**Task statement:**
Repeat the data below in full and exactly.

^^^^^^^^

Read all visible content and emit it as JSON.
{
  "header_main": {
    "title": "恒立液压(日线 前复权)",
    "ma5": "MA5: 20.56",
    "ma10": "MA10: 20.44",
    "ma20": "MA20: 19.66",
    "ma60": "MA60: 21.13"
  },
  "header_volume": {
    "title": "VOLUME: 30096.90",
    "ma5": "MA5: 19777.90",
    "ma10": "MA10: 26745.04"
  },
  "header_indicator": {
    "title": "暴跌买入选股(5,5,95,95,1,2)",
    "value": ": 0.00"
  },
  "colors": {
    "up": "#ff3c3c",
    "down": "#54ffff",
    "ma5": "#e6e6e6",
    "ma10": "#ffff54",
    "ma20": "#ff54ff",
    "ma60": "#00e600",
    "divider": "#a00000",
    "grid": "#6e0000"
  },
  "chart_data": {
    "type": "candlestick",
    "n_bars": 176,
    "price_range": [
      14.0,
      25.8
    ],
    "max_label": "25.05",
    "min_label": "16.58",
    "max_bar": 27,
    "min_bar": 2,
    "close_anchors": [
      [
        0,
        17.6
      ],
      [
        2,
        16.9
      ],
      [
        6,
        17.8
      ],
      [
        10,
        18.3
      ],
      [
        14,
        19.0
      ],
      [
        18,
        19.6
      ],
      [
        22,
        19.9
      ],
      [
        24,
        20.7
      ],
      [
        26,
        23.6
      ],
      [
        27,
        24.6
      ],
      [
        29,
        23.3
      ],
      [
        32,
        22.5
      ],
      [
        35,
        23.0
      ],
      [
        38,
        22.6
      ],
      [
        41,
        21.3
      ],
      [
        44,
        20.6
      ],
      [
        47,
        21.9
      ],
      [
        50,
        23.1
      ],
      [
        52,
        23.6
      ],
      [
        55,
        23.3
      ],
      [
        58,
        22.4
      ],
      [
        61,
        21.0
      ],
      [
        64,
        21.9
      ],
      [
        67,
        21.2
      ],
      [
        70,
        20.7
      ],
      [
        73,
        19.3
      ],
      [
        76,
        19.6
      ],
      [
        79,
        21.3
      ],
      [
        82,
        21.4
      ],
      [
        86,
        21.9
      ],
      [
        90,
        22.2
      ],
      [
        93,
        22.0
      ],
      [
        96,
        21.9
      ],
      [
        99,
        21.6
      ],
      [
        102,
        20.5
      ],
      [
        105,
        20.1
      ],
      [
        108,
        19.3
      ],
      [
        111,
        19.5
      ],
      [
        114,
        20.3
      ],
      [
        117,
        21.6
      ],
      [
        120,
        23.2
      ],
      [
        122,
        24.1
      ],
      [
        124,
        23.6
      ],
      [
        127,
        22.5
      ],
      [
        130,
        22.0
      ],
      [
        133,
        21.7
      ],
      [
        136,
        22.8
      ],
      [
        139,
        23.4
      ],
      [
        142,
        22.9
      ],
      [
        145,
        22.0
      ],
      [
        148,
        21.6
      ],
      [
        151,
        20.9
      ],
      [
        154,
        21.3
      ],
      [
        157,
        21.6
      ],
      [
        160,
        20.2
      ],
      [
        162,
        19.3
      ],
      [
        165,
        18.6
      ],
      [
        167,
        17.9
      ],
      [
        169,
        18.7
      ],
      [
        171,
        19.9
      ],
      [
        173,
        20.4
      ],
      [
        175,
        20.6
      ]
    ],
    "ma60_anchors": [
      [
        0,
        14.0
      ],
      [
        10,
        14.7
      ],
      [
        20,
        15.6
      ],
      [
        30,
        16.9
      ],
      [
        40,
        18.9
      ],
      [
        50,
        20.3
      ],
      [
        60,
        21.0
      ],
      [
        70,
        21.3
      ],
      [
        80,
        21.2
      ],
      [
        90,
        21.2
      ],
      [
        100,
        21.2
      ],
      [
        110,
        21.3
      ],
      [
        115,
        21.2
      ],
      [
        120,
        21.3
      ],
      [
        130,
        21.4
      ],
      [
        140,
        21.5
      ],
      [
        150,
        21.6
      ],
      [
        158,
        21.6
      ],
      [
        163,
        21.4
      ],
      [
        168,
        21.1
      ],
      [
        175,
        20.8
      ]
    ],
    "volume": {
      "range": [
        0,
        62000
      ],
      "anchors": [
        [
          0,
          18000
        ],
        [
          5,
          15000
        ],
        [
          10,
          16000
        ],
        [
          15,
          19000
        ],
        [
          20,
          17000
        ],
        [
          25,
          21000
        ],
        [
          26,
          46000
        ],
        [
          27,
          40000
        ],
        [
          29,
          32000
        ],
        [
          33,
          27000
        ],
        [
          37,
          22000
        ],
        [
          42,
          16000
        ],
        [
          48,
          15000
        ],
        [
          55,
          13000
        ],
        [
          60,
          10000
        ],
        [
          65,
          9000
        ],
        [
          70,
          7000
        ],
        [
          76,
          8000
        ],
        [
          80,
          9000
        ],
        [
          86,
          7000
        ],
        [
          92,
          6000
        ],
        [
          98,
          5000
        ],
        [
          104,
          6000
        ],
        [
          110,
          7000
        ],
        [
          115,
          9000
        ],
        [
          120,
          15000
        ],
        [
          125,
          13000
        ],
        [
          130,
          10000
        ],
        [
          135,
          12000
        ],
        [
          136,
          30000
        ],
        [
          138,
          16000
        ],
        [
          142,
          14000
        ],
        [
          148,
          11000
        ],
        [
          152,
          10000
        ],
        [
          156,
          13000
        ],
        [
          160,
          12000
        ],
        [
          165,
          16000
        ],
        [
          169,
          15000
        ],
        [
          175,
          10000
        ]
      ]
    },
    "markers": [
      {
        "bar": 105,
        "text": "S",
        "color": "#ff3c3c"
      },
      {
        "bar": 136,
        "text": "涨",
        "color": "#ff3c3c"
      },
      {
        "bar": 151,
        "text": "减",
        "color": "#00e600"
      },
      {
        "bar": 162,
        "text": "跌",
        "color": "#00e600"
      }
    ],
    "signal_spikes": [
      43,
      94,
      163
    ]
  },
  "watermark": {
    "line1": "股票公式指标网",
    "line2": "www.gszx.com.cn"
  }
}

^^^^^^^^

**Response:**
Read all visible content and emit it as JSON.
{
  "header_main": {
    "title": "恒立液压(日线 前复权)",
    "ma5": "MA5: 20.56",
    "ma10": "MA10: 20.44",
    "ma20": "MA20: 19.66",
    "ma60": "MA60: 21.13"
  },
  "header_volume": {
    "title": "VOLUME: 30096.90",
    "ma5": "MA5: 19777.90",
    "ma10": "MA10: 26745.04"
  },
  "header_indicator": {
    "title": "暴跌买入选股(5,5,95,95,1,2)",
    "value": ": 0.00"
  },
  "colors": {
    "up": "#ff3c3c",
    "down": "#54ffff",
    "ma5": "#e6e6e6",
    "ma10": "#ffff54",
    "ma20": "#ff54ff",
    "ma60": "#00e600",
    "divider": "#a00000",
    "grid": "#6e0000"
  },
  "chart_data": {
    "type": "candlestick",
    "n_bars": 176,
    "price_range": [
      14.0,
      25.8
    ],
    "max_label": "25.05",
    "min_label": "16.58",
    "max_bar": 27,
    "min_bar": 2,
    "close_anchors": [
      [
        0,
        17.6
      ],
      [
        2,
        16.9
      ],
      [
        6,
        17.8
      ],
      [
        10,
        18.3
      ],
      [
        14,
        19.0
      ],
      [
        18,
        19.6
      ],
      [
        22,
        19.9
      ],
      [
        24,
        20.7
      ],
      [
        26,
        23.6
      ],
      [
        27,
        24.6
      ],
      [
        29,
        23.3
      ],
      [
        32,
        22.5
      ],
      [
        35,
        23.0
      ],
      [
        38,
        22.6
      ],
      [
        41,
        21.3
      ],
      [
        44,
        20.6
      ],
      [
        47,
        21.9
      ],
      [
        50,
        23.1
      ],
      [
        52,
        23.6
      ],
      [
        55,
        23.3
      ],
      [
        58,
        22.4
      ],
      [
        61,
        21.0
      ],
      [
        64,
        21.9
      ],
      [
        67,
        21.2
      ],
      [
        70,
        20.7
      ],
      [
        73,
        19.3
      ],
      [
        76,
        19.6
      ],
      [
        79,
        21.3
      ],
      [
        82,
        21.4
      ],
      [
        86,
        21.9
      ],
      [
        90,
        22.2
      ],
      [
        93,
        22.0
      ],
      [
        96,
        21.9
      ],
      [
        99,
        21.6
      ],
      [
        102,
        20.5
      ],
      [
        105,
        20.1
      ],
      [
        108,
        19.3
      ],
      [
        111,
        19.5
      ],
      [
        114,
        20.3
      ],
      [
        117,
        21.6
      ],
      [
        120,
        23.2
      ],
      [
        122,
        24.1
      ],
      [
        124,
        23.6
      ],
      [
        127,
        22.5
      ],
      [
        130,
        22.0
      ],
      [
        133,
        21.7
      ],
      [
        136,
        22.8
      ],
      [
        139,
        23.4
      ],
      [
        142,
        22.9
      ],
      [
        145,
        22.0
      ],
      [
        148,
        21.6
      ],
      [
        151,
        20.9
      ],
      [
        154,
        21.3
      ],
      [
        157,
        21.6
      ],
      [
        160,
        20.2
      ],
      [
        162,
        19.3
      ],
      [
        165,
        18.6
      ],
      [
        167,
        17.9
      ],
      [
        169,
        18.7
      ],
      [
        171,
        19.9
      ],
      [
        173,
        20.4
      ],
      [
        175,
        20.6
      ]
    ],
    "ma60_anchors": [
      [
        0,
        14.0
      ],
      [
        10,
        14.7
      ],
      [
        20,
        15.6
      ],
      [
        30,
        16.9
      ],
      [
        40,
        18.9
      ],
      [
        50,
        20.3
      ],
      [
        60,
        21.0
      ],
      [
        70,
        21.3
      ],
      [
        80,
        21.2
      ],
      [
        90,
        21.2
      ],
      [
        100,
        21.2
      ],
      [
        110,
        21.3
      ],
      [
        115,
        21.2
      ],
      [
        120,
        21.3
      ],
      [
        130,
        21.4
      ],
      [
        140,
        21.5
      ],
      [
        150,
        21.6
      ],
      [
        158,
        21.6
      ],
      [
        163,
        21.4
      ],
      [
        168,
        21.1
      ],
      [
        175,
        20.8
      ]
    ],
    "volume": {
      "range": [
        0,
        62000
      ],
      "anchors": [
        [
          0,
          18000
        ],
        [
          5,
          15000
        ],
        [
          10,
          16000
        ],
        [
          15,
          19000
        ],
        [
          20,
          17000
        ],
        [
          25,
          21000
        ],
        [
          26,
          46000
        ],
        [
          27,
          40000
        ],
        [
          29,
          32000
        ],
        [
          33,
          27000
        ],
        [
          37,
          22000
        ],
        [
          42,
          16000
        ],
        [
          48,
          15000
        ],
        [
          55,
          13000
        ],
        [
          60,
          10000
        ],
        [
          65,
          9000
        ],
        [
          70,
          7000
        ],
        [
          76,
          8000
        ],
        [
          80,
          9000
        ],
        [
          86,
          7000
        ],
        [
          92,
          6000
        ],
        [
          98,
          5000
        ],
        [
          104,
          6000
        ],
        [
          110,
          7000
        ],
        [
          115,
          9000
        ],
        [
          120,
          15000
        ],
        [
          125,
          13000
        ],
        [
          130,
          10000
        ],
        [
          135,
          12000
        ],
        [
          136,
          30000
        ],
        [
          138,
          16000
        ],
        [
          142,
          14000
        ],
        [
          148,
          11000
        ],
        [
          152,
          10000
        ],
        [
          156,
          13000
        ],
        [
          160,
          12000
        ],
        [
          165,
          16000
        ],
        [
          169,
          15000
        ],
        [
          175,
          10000
        ]
      ]
    },
    "markers": [
      {
        "bar": 105,
        "text": "S",
        "color": "#ff3c3c"
      },
      {
        "bar": 136,
        "text": "涨",
        "color": "#ff3c3c"
      },
      {
        "bar": 151,
        "text": "减",
        "color": "#00e600"
      },
      {
        "bar": 162,
        "text": "跌",
        "color": "#00e600"
      }
    ],
    "signal_spikes": [
      43,
      94,
      163
    ]
  },
  "watermark": {
    "line1": "股票公式指标网",
    "line2": "www.gszx.com.cn"
  }
}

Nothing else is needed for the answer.